While bleach can be a helpful cleaning agent for some surfaces and materials, using bleach on knives is generally not recommended. Knives, especially those made with high-carbon steel, are susceptible to corrosion, pitting, and discoloration when exposed to bleach or other harsh chemicals.
In some cases, bleach may be used to disinfect knives that have come into contact with potentially harmful bacteria, such as those used in commercial kitchens or food processing facilities. However, it is important to use the appropriate concentration and contact time recommended by the manufacturer to avoid damaging the blade or handle material.
It is generally recommended to avoid using bleach on knives and instead opt for milder cleaning solutions, such as soap and warm water. For stubborn stains or rust spots, specialized cleaning products designed for knives, such as rust erasers or polishing compounds, can be used instead. It is always important to follow the manufacturer's cleaning and maintenance instructions to ensure your knives' longevity and performance.
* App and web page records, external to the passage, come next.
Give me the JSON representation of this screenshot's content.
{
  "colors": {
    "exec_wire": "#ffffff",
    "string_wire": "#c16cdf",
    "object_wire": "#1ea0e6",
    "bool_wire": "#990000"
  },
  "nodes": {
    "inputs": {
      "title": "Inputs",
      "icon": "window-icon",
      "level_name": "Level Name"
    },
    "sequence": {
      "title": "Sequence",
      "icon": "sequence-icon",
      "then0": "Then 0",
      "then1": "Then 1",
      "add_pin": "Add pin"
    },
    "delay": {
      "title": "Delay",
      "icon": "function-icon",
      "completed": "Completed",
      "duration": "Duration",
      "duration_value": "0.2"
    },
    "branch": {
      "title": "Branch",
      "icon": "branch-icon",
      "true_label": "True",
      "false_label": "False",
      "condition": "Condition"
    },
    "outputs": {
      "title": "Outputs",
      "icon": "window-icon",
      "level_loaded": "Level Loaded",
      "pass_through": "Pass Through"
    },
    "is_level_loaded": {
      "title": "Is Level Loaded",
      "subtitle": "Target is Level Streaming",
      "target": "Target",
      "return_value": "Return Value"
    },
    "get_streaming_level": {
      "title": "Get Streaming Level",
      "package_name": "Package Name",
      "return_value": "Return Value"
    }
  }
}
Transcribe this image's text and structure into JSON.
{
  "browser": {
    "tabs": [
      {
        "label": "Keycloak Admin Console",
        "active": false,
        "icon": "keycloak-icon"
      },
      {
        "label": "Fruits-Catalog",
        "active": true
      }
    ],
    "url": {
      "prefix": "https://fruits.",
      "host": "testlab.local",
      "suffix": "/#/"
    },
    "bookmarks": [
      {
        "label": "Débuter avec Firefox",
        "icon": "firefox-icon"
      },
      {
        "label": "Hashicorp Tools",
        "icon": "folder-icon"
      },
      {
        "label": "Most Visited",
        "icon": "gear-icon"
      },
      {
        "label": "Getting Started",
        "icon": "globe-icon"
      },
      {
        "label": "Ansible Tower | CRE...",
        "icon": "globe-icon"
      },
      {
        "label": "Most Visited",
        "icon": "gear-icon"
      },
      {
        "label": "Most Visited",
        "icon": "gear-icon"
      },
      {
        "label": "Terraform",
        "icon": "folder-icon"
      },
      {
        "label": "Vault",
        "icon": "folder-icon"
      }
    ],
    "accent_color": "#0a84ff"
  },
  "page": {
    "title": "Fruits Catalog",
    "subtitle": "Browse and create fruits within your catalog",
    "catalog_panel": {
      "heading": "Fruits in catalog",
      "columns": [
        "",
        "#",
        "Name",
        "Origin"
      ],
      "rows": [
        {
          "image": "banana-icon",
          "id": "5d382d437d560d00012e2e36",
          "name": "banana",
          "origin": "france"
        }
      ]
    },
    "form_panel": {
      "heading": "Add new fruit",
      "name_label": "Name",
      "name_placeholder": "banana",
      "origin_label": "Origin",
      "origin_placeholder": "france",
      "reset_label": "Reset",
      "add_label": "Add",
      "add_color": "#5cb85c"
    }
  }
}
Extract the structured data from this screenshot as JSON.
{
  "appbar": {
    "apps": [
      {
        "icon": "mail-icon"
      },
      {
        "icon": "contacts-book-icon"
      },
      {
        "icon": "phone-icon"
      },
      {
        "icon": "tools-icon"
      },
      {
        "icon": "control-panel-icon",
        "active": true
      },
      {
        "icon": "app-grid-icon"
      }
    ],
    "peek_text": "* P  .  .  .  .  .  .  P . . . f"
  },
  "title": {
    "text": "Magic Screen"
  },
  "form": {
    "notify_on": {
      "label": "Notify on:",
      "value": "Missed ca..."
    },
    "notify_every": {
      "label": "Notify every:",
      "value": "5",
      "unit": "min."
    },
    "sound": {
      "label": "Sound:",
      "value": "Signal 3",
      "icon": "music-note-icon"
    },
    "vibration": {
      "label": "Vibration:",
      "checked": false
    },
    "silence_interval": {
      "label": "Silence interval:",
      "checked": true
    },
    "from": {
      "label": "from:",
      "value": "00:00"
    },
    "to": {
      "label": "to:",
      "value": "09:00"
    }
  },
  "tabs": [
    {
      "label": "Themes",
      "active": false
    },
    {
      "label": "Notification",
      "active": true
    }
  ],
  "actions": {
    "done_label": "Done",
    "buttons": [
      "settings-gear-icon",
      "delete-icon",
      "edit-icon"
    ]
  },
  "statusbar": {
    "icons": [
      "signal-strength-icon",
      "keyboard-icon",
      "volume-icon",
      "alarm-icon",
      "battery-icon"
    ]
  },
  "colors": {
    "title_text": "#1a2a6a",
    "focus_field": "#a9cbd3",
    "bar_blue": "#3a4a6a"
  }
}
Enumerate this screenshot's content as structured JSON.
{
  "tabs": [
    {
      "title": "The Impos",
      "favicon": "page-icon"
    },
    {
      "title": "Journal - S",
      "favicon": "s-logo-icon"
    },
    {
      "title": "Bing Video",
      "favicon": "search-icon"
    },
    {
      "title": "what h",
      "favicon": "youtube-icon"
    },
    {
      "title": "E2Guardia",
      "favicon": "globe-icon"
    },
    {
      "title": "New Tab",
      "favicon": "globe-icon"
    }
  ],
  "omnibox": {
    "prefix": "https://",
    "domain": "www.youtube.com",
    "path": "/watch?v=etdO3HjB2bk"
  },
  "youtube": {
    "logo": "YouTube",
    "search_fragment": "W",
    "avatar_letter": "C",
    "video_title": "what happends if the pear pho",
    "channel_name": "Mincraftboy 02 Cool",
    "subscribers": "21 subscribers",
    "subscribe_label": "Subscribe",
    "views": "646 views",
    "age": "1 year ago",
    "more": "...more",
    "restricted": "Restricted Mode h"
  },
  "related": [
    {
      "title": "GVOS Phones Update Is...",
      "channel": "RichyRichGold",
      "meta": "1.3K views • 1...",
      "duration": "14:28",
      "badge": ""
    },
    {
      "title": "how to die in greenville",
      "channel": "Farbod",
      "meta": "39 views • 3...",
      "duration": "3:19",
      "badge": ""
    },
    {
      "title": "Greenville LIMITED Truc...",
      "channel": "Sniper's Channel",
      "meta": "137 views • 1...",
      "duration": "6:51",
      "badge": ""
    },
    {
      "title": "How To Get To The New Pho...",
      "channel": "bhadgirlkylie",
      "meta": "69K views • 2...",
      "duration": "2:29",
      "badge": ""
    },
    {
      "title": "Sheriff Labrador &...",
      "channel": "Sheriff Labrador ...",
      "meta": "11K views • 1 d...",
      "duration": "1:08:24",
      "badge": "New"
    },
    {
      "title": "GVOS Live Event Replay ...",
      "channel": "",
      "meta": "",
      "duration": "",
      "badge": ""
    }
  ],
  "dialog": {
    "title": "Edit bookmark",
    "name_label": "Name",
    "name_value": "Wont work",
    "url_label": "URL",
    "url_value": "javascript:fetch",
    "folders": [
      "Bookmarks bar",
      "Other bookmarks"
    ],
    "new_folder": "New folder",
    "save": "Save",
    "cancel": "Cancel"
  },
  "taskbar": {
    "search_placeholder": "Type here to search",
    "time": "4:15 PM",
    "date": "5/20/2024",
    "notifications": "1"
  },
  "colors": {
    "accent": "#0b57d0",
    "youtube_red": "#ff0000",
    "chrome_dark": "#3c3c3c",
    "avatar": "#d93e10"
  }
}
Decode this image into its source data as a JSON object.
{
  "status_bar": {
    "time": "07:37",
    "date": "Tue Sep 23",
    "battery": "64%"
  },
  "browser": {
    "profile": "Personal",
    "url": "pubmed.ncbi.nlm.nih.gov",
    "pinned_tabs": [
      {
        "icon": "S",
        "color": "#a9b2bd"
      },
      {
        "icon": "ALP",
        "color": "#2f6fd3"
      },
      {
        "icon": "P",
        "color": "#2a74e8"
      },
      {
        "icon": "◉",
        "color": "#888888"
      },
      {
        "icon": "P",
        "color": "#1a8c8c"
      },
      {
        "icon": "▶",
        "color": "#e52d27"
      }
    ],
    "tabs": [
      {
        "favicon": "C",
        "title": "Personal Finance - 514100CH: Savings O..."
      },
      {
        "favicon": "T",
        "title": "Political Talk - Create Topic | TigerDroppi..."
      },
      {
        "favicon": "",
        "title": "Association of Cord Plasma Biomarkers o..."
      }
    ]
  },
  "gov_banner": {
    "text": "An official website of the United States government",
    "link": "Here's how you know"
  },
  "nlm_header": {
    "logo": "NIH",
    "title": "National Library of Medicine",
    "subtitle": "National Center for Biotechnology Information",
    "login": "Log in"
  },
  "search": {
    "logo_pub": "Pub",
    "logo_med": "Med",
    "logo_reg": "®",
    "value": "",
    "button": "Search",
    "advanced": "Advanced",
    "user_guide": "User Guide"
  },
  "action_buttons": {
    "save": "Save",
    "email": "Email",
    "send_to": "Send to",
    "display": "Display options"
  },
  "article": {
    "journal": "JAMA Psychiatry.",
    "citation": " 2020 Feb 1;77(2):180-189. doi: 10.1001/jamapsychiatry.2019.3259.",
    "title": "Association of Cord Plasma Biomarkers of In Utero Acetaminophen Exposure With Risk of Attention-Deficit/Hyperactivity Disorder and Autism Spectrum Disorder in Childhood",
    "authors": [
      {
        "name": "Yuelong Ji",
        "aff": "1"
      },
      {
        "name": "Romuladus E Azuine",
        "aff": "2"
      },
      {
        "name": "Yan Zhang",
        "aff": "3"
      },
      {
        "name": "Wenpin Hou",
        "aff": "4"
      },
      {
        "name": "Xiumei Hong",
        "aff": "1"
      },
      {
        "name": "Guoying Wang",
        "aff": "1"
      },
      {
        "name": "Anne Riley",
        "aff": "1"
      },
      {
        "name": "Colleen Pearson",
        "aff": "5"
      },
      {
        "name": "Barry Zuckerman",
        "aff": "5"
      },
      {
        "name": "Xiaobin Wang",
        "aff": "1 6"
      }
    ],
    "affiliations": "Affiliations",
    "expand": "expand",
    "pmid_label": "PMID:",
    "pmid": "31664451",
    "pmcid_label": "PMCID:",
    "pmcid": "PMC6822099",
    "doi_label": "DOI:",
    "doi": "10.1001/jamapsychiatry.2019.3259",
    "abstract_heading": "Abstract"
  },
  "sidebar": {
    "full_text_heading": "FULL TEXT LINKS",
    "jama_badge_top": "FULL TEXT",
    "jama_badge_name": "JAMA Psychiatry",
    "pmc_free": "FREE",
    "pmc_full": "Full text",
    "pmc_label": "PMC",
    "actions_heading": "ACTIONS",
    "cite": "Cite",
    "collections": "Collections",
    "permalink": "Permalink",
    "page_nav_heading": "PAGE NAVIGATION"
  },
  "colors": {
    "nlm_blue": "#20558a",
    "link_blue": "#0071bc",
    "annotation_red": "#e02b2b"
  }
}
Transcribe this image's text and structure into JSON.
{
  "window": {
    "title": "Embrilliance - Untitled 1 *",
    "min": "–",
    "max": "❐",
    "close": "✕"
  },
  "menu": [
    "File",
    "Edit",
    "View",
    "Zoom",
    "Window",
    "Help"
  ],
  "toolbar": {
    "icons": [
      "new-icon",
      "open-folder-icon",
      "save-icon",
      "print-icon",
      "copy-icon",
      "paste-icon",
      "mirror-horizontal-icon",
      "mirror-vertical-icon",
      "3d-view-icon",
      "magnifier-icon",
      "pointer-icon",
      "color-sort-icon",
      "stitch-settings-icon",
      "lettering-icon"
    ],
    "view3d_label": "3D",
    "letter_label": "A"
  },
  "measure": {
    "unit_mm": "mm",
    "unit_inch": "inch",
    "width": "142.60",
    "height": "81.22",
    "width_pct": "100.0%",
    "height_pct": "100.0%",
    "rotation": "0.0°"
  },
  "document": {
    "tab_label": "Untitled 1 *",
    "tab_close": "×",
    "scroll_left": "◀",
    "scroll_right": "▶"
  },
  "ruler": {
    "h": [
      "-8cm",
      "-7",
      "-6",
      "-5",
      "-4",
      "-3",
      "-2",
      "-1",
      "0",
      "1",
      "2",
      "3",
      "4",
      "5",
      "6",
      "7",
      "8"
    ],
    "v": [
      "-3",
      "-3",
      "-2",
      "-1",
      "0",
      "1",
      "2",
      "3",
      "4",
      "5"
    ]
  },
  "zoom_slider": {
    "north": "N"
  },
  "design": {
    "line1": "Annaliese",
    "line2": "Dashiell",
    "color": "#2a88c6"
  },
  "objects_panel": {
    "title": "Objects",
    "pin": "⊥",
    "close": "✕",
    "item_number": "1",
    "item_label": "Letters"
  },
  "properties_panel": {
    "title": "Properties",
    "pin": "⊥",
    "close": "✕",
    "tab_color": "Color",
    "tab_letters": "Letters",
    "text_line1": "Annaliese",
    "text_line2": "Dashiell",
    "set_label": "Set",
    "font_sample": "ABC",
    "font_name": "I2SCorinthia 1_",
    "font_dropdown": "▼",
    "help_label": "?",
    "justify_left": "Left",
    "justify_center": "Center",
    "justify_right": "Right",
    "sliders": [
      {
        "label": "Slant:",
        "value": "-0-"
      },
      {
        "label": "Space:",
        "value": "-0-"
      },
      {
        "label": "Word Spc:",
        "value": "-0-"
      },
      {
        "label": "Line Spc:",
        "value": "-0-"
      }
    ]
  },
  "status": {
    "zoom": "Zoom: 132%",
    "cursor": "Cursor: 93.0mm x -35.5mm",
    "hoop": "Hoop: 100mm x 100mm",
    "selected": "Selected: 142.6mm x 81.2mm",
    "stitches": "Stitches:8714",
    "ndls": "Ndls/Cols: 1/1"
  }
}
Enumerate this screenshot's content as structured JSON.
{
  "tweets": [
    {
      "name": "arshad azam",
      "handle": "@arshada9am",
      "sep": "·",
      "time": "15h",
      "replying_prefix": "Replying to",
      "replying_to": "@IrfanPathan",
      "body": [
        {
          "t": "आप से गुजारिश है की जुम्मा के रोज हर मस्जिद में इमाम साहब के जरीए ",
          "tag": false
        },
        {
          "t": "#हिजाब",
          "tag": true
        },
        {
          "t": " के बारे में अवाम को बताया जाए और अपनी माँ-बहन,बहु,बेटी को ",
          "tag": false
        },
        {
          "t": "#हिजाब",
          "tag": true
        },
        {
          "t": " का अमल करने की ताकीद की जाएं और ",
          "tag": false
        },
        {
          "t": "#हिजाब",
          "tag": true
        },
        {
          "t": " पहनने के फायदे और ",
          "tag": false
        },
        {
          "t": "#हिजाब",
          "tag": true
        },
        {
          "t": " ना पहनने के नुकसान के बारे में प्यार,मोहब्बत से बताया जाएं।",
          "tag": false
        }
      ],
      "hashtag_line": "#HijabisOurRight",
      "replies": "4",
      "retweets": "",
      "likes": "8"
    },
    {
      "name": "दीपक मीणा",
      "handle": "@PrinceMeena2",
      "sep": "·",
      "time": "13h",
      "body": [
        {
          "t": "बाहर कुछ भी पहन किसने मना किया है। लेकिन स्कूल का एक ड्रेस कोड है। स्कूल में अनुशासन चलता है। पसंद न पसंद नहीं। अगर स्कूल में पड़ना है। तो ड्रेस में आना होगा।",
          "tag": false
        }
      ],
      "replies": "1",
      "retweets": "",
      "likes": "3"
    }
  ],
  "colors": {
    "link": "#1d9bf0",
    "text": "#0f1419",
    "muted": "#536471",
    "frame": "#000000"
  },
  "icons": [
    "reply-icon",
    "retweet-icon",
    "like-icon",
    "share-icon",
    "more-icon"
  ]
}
You should avoid using bleach or harsh chemicals on Japanese knives because it can damage the blade and handle. Bleach is a strong oxidizing agent that can cause corrosion, pitting, and discoloration on the blade. The harsh chemicals in bleach can also weaken the handle material and cause it to crack or become brittle over time.
Furthermore, Japanese knives are typically made with high-carbon steel, which can react negatively to bleach and other harsh chemicals. As a result, the blade can become discolored or even develop rust spots if exposed to bleach or other corrosive substances.
Other things to avoid when cleaning Japanese knives
- Harsh or abrasive cleaning agents: Avoid using bleach, harsh detergents, or abrasive cleaning agents that can scratch or damage the blade or handle.
- Stainless steel scrubbers: Do not use stainless steel scrubbers or abrasive pads to clean the blade or handle, as they can cause scratches and damage.
- Dishwashers: Do not put Japanese knives in the dishwasher, as the high heat, harsh detergents, and jostling can damage the blade or handle.
- Soaking for too long: Do not soak Japanese knives for an extended period, as this can lead to corrosion and discoloration of the blade. It is best to clean the knife immediately after use and dry it thoroughly.
- Improper storage: Do not store Japanese knives in a way that can cause the blade to touch other surfaces or objects, as this can dull or damage the blade. It is best to store Japanese knives in a knife block, sheath, or magnetic strip to protect the blade and free from damage.
Overall, it is essential to treat Japanese knives with care and avoid anything that can cause damage to the blade or handle. By using gentle cleaning agents, avoiding harsh scrubbers or abrasive pads, and storing the knives properly, you can help ensure that your Japanese knives remain sharp and beautiful for a long time.